Indian Premier League: Mitchell Starc Taught me Tricks of Trade, says Sreenath Aravind
After Chris Gayle's blistering century, Sreenath Aravind claimed spectacular bowling figures of 4/27 as he rocked the KXIP top-order.
Royal Challengers Bangalore pacer Sreenath Aravind, who took four wickets against Kings XI Punjab, said senior fast bowler Mitchell Starc taught him the tricks of the trade. (IPL 2015 complete coverage | Stats | Points Table)
After Chris Gayle's 57-ball 117 steered RCB to 226 for three, left-arm paceman Aravind (4/27) rocked the Punjab top and middle-order while Starc (4/15) polished off the lower-order to guide the team to 138-run win on Wednesday. (Gayle reveals reason behind 'Cristiano Ronaldo' celebration)
"It was interesting working with him. He is a great Australian bowler. He taught me to hit the deck hard and make use of the seam. You know yorkers are his main weapon, so learnt from him," Aravind told reporters at the post-match press conference. (Pakistan, England players missing out on IPL: Wasim Akram)
Aravind accounted for the wickets of Wriddhiman Saha (13), Glenn Maxwell (1), David Miller (7) and skipper George Bailey (2). (Kevin Pietersen an inspiration for me: Deepak Hooda)
Asked which one was his most cherished wicket, Aravind said, "Maxwell, Bailey and Miller...those were the three big wickets because they have the potential to come close to the target. Those three were the main wickets."
The pacer said it was wonderful to take four wickets in his very first IPL match of the season. (No time for critics: Yuvraj)
"Yeah, it has been a wonderful performance. From past two years, I have been waiting in the wings and working hard on my bowling. Today I grabbed the opportunity with both hands."
Aravind said the injury made him stronger over the years. "The injury made me stronger and stronger. I worked hard on my injury and my bowling as well. I also thank support staff Muthu Kumar and Shravan," he said.
Asked how he would have contained Gayle onslaught, Aravind said although it is difficult to stop the West Indian batsman, he would have bowled at his pads.

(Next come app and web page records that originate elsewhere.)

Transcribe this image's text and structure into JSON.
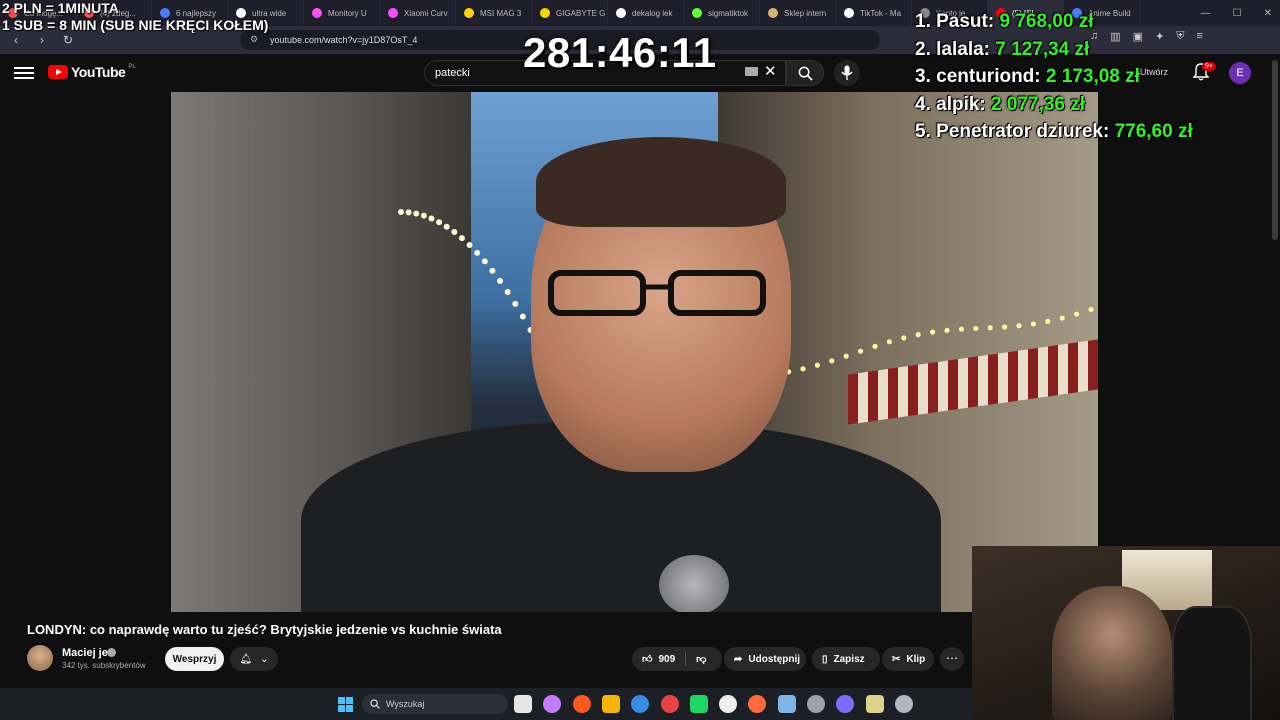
{
  "browser": {
    "tabs": [
      {
        "label": "Co mogę...",
        "color": "#ff4d4d"
      },
      {
        "label": "(4) zdeg...",
        "color": "#ff4d4d"
      },
      {
        "label": "6 najlepszy",
        "color": "#4a7dff"
      },
      {
        "label": "ultra wide",
        "color": "#ffffff"
      },
      {
        "label": "Monitory U",
        "color": "#ff4dff"
      },
      {
        "label": "Xiaomi Curv",
        "color": "#ff4dff"
      },
      {
        "label": "MSI MAG 3",
        "color": "#ffd400"
      },
      {
        "label": "GIGABYTE G",
        "color": "#ffd400"
      },
      {
        "label": "dekalog lek",
        "color": "#ffffff"
      },
      {
        "label": "sigmatiktok",
        "color": "#5fff3b"
      },
      {
        "label": "Sklep intern",
        "color": "#d8b27a"
      },
      {
        "label": "TikTok - Ma",
        "color": "#ffffff"
      },
      {
        "label": "Konto je",
        "color": "#888888"
      },
      {
        "label": "(5) [SL",
        "color": "#ff0000"
      },
      {
        "label": "Anime Build",
        "color": "#4a7dff"
      }
    ],
    "url": "youtube.com/watch?v=jy1D87OsT_4",
    "window_controls": [
      "—",
      "☐",
      "✕"
    ]
  },
  "youtube": {
    "logo_text": "YouTube",
    "logo_region": "PL",
    "search_value": "patecki",
    "create_label": "Utwórz",
    "notifications_badge": "9+",
    "user_initial": "E"
  },
  "overlay": {
    "rule_line_1": "2 PLN = 1MINUTA",
    "rule_line_2": "1 SUB = 8 MIN (SUB NIE KRĘCI KOŁEM)",
    "timer": "281:46:11",
    "leaderboard": [
      {
        "rank_name": "1. Pasut:",
        "amount": "9 768,00 zł"
      },
      {
        "rank_name": "2. lalala:",
        "amount": "7 127,34 zł"
      },
      {
        "rank_name": "3. centuriond:",
        "amount": "2 173,08 zł"
      },
      {
        "rank_name": "4. alpik:",
        "amount": "2 077,36 zł"
      },
      {
        "rank_name": "5. Penetrator dziurek:",
        "amount": "776,60 zł"
      }
    ]
  },
  "video": {
    "title": "LONDYN: co naprawdę warto tu zjeść? Brytyjskie jedzenie vs kuchnie świata",
    "channel_name": "Maciej je",
    "subscribers": "342 tys. subskrybentów",
    "support_label": "Wesprzyj",
    "likes": "909",
    "share_label": "Udostępnij",
    "save_label": "Zapisz",
    "clip_label": "Klip"
  },
  "taskbar": {
    "search_placeholder": "Wyszukaj",
    "apps": [
      {
        "icon": "task-view-icon",
        "color": "#e6e6e6"
      },
      {
        "icon": "copilot-icon",
        "color": "#c47cff"
      },
      {
        "icon": "brave-icon",
        "color": "#ff5a1f"
      },
      {
        "icon": "chrome-icon",
        "color": "#f4b400"
      },
      {
        "icon": "store-icon",
        "color": "#3a8ee6"
      },
      {
        "icon": "app-red-icon",
        "color": "#e84343"
      },
      {
        "icon": "spotify-icon",
        "color": "#1ed760"
      },
      {
        "icon": "app-dark-icon",
        "color": "#eeeeee"
      },
      {
        "icon": "brave-alt-icon",
        "color": "#ff6a3d"
      },
      {
        "icon": "steam-icon",
        "color": "#7fb4e6"
      },
      {
        "icon": "calculator-icon",
        "color": "#9aa3ad"
      },
      {
        "icon": "discord-icon",
        "color": "#7b6dff"
      },
      {
        "icon": "obs-icon",
        "color": "#ddd38a"
      },
      {
        "icon": "settings-icon",
        "color": "#b0b8c4"
      }
    ]
  }
}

"When Gayle is in good go we cannot stop him. I would have bowled on to his pads to contain him...that would have been my main weapon," he said